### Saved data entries
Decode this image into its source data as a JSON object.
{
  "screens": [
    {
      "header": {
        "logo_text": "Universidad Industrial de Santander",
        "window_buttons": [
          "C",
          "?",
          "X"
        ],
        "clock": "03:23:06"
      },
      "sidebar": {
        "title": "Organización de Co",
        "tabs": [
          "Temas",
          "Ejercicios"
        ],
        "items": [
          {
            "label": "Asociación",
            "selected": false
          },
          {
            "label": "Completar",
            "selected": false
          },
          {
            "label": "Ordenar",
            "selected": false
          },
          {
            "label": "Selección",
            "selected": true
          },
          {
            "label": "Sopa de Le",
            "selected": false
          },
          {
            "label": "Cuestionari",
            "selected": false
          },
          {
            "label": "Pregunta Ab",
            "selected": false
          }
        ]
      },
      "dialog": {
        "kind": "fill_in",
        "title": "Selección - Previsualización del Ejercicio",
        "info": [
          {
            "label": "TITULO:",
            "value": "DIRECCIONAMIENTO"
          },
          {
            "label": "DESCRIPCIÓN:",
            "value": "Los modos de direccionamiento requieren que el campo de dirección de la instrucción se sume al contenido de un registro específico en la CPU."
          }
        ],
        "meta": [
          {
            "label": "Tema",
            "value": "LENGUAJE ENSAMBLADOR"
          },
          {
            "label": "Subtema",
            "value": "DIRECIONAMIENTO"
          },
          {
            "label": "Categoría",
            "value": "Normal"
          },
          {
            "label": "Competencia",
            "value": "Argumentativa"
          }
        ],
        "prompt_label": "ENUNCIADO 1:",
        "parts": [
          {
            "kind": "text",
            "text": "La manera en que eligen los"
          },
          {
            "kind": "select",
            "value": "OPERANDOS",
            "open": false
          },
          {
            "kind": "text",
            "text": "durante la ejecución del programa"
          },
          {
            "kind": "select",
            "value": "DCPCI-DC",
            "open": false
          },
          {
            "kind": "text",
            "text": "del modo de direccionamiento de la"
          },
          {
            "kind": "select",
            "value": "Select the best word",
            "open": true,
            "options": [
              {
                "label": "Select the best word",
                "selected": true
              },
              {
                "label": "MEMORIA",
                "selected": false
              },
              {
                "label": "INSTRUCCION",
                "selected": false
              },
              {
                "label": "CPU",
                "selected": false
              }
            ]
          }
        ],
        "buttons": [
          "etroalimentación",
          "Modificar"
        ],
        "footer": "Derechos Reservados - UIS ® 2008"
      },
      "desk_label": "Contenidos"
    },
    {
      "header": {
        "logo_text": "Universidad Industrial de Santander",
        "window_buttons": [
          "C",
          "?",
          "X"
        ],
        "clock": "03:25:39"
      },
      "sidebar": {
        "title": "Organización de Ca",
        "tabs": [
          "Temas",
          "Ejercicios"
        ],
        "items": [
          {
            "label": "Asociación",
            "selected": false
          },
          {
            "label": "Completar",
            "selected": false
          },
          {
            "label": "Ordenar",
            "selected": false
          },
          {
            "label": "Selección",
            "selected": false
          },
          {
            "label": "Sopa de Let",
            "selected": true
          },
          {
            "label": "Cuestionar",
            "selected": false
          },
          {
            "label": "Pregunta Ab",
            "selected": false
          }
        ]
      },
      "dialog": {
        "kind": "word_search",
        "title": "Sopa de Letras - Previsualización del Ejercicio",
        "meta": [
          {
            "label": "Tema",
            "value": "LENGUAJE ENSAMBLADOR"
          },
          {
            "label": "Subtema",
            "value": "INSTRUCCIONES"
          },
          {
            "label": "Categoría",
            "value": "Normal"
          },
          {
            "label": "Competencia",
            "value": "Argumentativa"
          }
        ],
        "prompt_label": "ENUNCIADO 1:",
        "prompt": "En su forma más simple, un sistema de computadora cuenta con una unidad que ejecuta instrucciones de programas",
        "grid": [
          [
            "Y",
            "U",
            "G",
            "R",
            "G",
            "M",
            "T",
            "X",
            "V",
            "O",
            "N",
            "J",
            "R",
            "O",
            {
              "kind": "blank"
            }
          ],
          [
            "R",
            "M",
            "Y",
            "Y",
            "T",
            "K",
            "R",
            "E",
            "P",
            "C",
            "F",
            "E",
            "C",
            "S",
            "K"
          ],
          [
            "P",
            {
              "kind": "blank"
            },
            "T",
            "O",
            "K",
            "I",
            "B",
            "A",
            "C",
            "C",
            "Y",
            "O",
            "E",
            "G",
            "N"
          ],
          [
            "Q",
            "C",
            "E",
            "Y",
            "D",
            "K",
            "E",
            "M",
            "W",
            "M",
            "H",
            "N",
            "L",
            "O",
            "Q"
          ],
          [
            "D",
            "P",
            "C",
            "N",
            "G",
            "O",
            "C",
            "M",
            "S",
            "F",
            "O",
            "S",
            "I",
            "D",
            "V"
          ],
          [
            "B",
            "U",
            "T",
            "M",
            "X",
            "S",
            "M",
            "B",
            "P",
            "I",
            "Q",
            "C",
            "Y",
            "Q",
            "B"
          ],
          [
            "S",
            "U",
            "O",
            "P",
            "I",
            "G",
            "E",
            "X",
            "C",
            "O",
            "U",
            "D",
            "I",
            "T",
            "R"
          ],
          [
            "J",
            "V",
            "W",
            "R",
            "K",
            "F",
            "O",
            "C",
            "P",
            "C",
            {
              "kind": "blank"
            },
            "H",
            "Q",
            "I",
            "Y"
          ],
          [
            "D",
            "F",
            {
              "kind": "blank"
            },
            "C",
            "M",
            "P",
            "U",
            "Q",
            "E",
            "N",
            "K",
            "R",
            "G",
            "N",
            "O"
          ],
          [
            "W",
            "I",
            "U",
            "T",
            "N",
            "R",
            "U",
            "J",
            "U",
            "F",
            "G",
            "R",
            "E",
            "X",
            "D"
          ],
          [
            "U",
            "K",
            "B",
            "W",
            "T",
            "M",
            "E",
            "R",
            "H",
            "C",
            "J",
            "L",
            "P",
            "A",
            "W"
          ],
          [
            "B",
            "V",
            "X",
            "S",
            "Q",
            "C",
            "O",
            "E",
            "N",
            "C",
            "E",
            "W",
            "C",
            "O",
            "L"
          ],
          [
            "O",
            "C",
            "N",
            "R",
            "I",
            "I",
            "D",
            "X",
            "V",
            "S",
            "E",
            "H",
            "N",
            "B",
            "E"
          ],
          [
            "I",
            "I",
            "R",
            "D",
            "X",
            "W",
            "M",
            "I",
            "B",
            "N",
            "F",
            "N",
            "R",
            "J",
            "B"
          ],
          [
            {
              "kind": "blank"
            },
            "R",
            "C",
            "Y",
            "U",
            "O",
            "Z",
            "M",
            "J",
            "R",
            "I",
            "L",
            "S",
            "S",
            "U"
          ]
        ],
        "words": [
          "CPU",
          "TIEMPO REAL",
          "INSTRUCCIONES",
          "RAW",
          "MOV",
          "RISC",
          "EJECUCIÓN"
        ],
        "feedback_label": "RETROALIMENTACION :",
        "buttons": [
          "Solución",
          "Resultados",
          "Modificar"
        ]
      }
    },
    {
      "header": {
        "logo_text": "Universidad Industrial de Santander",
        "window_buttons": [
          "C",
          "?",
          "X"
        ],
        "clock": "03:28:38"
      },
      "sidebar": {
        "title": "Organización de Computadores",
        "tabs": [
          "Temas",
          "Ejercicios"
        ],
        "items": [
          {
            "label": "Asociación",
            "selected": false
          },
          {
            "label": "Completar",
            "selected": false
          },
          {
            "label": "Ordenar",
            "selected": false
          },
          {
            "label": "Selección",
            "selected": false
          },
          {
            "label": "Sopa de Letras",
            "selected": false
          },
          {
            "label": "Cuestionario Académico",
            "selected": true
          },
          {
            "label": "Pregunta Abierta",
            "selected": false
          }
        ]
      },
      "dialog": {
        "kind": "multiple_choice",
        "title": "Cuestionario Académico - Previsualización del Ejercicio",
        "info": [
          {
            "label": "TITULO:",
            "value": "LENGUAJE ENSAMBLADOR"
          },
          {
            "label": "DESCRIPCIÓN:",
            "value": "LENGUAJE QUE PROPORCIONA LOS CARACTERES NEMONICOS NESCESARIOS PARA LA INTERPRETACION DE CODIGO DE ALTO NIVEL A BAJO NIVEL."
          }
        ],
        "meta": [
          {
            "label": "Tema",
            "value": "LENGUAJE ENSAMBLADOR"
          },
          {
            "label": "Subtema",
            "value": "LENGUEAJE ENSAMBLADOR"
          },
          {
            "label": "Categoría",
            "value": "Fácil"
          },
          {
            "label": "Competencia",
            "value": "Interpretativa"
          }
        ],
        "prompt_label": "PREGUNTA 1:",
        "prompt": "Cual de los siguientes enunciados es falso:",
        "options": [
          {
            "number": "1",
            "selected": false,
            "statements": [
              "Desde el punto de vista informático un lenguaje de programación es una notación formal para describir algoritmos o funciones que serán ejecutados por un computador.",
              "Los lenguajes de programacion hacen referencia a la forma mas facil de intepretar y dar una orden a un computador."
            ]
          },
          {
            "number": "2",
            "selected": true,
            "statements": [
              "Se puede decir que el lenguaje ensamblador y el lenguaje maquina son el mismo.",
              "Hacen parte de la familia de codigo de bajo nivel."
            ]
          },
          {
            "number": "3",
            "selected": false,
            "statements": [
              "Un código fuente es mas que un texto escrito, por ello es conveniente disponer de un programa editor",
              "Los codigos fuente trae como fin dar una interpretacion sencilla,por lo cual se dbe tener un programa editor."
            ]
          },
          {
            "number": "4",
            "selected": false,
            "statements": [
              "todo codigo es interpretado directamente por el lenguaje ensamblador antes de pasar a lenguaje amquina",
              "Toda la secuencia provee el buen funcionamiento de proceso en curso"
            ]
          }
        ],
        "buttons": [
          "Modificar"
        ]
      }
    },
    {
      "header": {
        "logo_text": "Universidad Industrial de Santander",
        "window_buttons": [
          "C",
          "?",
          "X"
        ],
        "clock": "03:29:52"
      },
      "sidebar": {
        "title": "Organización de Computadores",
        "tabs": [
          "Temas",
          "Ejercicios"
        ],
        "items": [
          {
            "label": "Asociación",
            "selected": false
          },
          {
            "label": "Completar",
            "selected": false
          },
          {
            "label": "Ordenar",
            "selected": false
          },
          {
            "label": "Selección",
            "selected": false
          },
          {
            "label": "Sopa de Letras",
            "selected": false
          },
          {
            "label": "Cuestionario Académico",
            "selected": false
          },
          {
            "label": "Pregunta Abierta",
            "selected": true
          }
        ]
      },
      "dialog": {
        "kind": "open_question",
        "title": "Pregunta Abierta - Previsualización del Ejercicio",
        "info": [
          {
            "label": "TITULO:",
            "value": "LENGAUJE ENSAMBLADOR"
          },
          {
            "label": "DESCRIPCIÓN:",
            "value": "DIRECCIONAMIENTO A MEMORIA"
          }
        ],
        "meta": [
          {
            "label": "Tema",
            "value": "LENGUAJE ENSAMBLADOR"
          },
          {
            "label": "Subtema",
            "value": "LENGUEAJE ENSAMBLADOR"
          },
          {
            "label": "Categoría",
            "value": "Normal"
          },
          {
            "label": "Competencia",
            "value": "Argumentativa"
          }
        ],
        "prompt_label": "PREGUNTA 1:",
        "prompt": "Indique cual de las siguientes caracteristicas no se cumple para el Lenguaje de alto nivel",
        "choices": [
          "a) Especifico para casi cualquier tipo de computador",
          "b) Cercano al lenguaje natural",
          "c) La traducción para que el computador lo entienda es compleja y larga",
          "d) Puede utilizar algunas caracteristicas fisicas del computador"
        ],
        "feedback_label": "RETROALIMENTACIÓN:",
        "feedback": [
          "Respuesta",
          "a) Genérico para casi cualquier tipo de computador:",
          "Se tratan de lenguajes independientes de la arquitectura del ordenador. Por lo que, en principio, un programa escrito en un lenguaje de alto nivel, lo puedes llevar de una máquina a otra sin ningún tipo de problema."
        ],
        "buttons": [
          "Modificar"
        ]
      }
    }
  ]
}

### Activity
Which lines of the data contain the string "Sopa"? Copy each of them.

### Result
            "label": "Sopa de Le",
            "label": "Sopa de Let",
        "title": "Sopa de Letras - Previsualización del Ejercicio",
            "label": "Sopa de Letras",
            "label": "Sopa de Letras",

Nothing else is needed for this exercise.